False dichotomies are frequently raised in the discussion of EMRs. For example, unreadable handwritten progress notes are compared to legible electronic notes as an example of how EMR notes are better. However, we are all fully aware of the uselessness of many of the legible but copy-and-pasted notes1 in our medical era or the problems with notes “disappearing” as in Dr. Just’s example. The fallacy is that notes have to be either in a certified EMR or handwritten.

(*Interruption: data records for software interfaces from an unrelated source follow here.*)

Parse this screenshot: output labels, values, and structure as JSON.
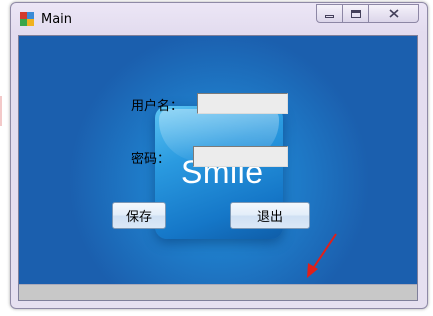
{
  "window": {
    "title": "Main"
  },
  "login": {
    "username_label": "用户名：",
    "username_value": "",
    "password_label": "密码：",
    "password_value": "",
    "save_button": "保存",
    "exit_button": "退出"
  },
  "background": {
    "logo_text": "Smile"
  },
  "colors": {
    "accent_blue": "#1f7fcc",
    "arrow": "#e0201a"
  },
  "icons": {
    "app": "app-grid-icon",
    "minimize": "minimize-icon",
    "maximize": "maximize-icon",
    "close": "close-icon"
  }
}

In my hospital, hand-written progress notes are still the norm, but when I round, I type my notes into my laptop, using lots of custom macros and scripts to aide in the process, and put the printed note into the chart. It’s certainly no Hitech, Cchit, MU EMR, but it is fast, reliable, secure, and legible. Even better, no note has ever magically disappeared because the vitals were not already entered.

As a nerd, programmer, and the one ultimately responsible for the safety of my patients, I declare that the EMRs I have been exposed to are unacceptable and at the same time that there are many electronic, technophilic ways to improve patient care.

I relish the day that I can purchase a quality EMR that makes my work better and my patient’s healthier. Until that time, I will not waste money supporting shit but will continue to make my own tools.

Supporting bad products, bad technology companies, and bad med-tech policies, regulations, and laws only delay, and hopefully not destroy, the time when we will one day have something worthy of our profession. Your patients deserve better.

  1. Just yesterday, I saw a patient in consult in which every single physical exam for the last year documented “stippling in the back of the throat, with erythema and purulent exudate”.